Three Michigan women are suing the state’s Treasury Department over taxes on menstrual products, claiming the taxes violates the equal protections clause in both the state and U.S. constitutions.
The plaintiffs, represented by menstrual equity group Period Equity, is suing to end the tax and to issue a refund to people who have paid the tax in the past four years. The state collects around $7 million in menstrual product taxes each year, amounting to about $28 million in the past four years.
The tax, paid only by people who menstruate, clearly discriminates based on sex and is unconstitutional, according to Joanne Faycurry, a lawyer representing the plaintiffs.
“The Constitution is clear: It’s a discriminatory tax,” she said. “For the government to impose a burden on a product that women must use, it’s a tax on women for being women,” she said.
Especially during a pandemic when people are facing unemployment and women are disproportionately affected economically, this tax relief would be significant, according to Jennifer Weiss-Wolf, co-founder of Period Equity.
“We’ve been working with economists in the state whose research shows that the economic environment and the circumstances of the pandemic have exacerbated the living the lives, financial status and strength of women disproportionately in the state,” Weiss-Wolf said. “We think this is a reasonable and important form of tax relief that the state can offer.”
In both the Michigan state House and Senate, legislators have introduced bills that would exempt menstrual products from sales and use taxes. The proposed law has received a committee hearing in the House but has not made it to the floor. The Senate bill has not had a hearing.
Democratic Gov. Gretchen Whitmer has said she would support eliminating the period tax if a bill is sent to her desk. However, the Treasury Department declined to comment because of the ongoing lawsuit.

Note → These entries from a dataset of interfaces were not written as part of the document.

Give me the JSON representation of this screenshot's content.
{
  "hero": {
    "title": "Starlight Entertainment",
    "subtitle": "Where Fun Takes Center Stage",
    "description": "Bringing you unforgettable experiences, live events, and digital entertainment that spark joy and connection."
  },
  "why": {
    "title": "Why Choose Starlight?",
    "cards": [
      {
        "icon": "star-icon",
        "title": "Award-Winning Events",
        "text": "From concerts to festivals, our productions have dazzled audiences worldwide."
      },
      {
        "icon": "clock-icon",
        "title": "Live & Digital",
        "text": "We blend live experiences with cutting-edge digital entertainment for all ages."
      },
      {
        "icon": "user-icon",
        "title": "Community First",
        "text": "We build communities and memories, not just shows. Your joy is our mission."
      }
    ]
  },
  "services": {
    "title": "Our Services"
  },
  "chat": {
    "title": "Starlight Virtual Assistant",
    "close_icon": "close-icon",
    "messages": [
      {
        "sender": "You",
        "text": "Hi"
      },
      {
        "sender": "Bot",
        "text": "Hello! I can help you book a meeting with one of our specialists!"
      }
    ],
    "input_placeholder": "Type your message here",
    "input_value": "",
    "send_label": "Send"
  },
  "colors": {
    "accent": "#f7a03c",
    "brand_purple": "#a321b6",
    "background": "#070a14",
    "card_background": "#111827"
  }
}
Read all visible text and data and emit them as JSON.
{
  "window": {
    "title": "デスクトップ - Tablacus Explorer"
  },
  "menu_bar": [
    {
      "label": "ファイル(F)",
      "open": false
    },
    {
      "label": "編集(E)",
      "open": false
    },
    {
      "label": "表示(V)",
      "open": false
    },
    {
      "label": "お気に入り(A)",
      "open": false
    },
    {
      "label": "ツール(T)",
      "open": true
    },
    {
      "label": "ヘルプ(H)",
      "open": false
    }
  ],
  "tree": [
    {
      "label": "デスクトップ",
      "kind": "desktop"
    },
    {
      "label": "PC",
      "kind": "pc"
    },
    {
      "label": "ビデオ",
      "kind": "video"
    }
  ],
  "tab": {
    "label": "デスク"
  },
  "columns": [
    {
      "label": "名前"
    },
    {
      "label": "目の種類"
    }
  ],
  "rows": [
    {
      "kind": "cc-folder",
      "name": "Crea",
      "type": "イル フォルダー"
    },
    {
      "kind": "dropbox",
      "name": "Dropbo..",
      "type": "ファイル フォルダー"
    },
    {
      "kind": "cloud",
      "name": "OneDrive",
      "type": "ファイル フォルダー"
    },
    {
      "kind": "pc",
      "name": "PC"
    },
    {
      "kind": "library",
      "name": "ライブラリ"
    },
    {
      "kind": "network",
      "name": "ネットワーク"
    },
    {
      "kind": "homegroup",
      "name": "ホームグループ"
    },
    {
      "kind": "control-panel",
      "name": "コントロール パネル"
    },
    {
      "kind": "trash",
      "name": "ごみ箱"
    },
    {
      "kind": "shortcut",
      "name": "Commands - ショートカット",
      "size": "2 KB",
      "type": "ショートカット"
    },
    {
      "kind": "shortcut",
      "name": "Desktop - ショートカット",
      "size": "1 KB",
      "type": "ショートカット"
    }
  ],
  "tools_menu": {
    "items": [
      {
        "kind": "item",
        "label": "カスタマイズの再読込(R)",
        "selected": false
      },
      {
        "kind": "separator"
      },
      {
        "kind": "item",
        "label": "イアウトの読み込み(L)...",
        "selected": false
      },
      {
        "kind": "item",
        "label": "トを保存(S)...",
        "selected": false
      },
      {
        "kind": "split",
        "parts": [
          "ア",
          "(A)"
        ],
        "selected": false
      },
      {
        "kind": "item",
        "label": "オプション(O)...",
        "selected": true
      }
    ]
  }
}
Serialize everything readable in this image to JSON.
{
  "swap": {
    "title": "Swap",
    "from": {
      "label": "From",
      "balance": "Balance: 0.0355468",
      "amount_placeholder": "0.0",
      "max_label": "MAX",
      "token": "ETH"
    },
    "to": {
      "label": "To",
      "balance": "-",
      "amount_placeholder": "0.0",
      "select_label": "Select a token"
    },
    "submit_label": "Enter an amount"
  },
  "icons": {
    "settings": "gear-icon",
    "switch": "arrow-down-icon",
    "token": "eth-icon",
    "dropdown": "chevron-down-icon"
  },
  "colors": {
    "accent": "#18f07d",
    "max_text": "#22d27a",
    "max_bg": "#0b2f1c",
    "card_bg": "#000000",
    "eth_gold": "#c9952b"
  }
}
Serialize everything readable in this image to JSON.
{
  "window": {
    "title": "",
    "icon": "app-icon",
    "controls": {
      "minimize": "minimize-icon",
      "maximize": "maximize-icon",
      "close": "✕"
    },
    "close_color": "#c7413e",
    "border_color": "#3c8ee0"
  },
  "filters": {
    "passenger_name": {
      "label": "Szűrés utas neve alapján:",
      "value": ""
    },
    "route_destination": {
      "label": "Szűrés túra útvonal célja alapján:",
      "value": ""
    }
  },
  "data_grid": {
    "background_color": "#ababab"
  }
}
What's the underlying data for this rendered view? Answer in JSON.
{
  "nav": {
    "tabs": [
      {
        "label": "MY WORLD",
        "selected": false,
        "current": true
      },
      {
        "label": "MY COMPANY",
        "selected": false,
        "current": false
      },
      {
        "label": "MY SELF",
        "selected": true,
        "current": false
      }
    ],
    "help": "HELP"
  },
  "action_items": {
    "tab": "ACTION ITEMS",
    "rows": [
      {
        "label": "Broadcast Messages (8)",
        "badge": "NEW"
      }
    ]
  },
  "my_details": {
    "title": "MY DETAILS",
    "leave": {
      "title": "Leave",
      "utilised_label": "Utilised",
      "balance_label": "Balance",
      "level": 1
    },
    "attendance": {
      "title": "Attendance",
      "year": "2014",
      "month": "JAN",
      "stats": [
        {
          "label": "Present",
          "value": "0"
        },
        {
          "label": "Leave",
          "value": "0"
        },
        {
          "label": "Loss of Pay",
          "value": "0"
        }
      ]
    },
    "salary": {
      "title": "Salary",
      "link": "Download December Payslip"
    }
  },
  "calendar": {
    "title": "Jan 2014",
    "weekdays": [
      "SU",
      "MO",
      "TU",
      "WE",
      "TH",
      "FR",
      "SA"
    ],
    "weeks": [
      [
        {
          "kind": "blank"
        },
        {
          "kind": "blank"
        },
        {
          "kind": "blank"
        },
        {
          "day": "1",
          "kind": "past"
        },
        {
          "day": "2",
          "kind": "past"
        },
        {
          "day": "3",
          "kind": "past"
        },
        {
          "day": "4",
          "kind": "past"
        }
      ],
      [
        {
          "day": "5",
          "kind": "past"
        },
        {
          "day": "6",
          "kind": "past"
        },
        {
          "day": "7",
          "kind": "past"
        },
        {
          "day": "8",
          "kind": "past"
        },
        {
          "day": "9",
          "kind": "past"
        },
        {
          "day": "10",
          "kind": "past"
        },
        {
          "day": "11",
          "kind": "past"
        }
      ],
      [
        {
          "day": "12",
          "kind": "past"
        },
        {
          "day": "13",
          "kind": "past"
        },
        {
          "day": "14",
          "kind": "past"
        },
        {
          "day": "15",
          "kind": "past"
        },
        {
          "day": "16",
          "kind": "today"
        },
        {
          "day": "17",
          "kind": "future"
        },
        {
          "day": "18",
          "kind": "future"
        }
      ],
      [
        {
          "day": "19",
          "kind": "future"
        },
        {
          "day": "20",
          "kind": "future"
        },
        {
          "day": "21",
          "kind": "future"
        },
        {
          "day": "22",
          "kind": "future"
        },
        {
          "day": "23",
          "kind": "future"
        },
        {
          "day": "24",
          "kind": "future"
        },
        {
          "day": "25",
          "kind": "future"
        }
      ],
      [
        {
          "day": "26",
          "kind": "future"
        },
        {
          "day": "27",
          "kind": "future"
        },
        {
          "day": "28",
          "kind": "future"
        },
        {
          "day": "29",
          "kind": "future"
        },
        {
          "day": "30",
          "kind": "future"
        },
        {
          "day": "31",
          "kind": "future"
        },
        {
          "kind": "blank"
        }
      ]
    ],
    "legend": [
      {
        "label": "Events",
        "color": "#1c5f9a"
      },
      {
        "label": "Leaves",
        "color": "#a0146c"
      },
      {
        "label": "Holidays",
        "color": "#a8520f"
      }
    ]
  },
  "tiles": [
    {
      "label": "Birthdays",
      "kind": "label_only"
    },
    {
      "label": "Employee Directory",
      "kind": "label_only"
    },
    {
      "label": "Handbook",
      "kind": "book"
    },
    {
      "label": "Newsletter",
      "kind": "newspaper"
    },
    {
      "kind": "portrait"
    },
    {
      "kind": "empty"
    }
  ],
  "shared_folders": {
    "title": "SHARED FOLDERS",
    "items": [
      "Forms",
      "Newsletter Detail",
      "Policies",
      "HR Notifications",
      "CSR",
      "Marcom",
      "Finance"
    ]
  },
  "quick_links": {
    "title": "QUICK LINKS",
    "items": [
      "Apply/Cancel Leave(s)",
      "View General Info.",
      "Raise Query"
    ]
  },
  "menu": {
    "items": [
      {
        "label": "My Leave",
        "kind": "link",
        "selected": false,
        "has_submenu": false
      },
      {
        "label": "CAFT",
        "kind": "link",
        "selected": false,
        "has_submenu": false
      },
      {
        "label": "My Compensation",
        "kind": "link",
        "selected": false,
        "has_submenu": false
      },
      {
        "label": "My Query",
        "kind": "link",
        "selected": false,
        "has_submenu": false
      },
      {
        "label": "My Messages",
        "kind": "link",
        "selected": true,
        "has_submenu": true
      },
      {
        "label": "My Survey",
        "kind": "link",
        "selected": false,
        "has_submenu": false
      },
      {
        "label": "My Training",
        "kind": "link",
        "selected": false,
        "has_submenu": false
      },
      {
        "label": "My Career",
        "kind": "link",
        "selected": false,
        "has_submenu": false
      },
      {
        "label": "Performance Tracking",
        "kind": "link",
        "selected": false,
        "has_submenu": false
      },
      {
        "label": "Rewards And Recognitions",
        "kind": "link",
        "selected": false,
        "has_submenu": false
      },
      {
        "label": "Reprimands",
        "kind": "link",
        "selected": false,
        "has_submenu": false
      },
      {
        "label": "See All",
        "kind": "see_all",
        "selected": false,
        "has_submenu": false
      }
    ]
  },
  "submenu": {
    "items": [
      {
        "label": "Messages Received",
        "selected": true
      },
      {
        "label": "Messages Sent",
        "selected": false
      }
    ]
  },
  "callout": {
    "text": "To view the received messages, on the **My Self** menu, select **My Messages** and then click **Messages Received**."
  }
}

States that still tax menstrual products have decreased significantly in the past four years from 40 to 30. In Ohio, Florida and New York, lawsuits similar to the current one has prompted the legislature to repeal the tax.
Just like food and medical prescriptions, menstrual products are essential and should not be taxed, the lawsuit said.
“The essential nature of menstrual products has been highlighted during the current economic crisis, with the need for affordable products greater than ever,” the lawsuit said.
Sources: The Detroit News 08/13/20; USA Today 08/13/20; Detroit Metro Times 08/13/20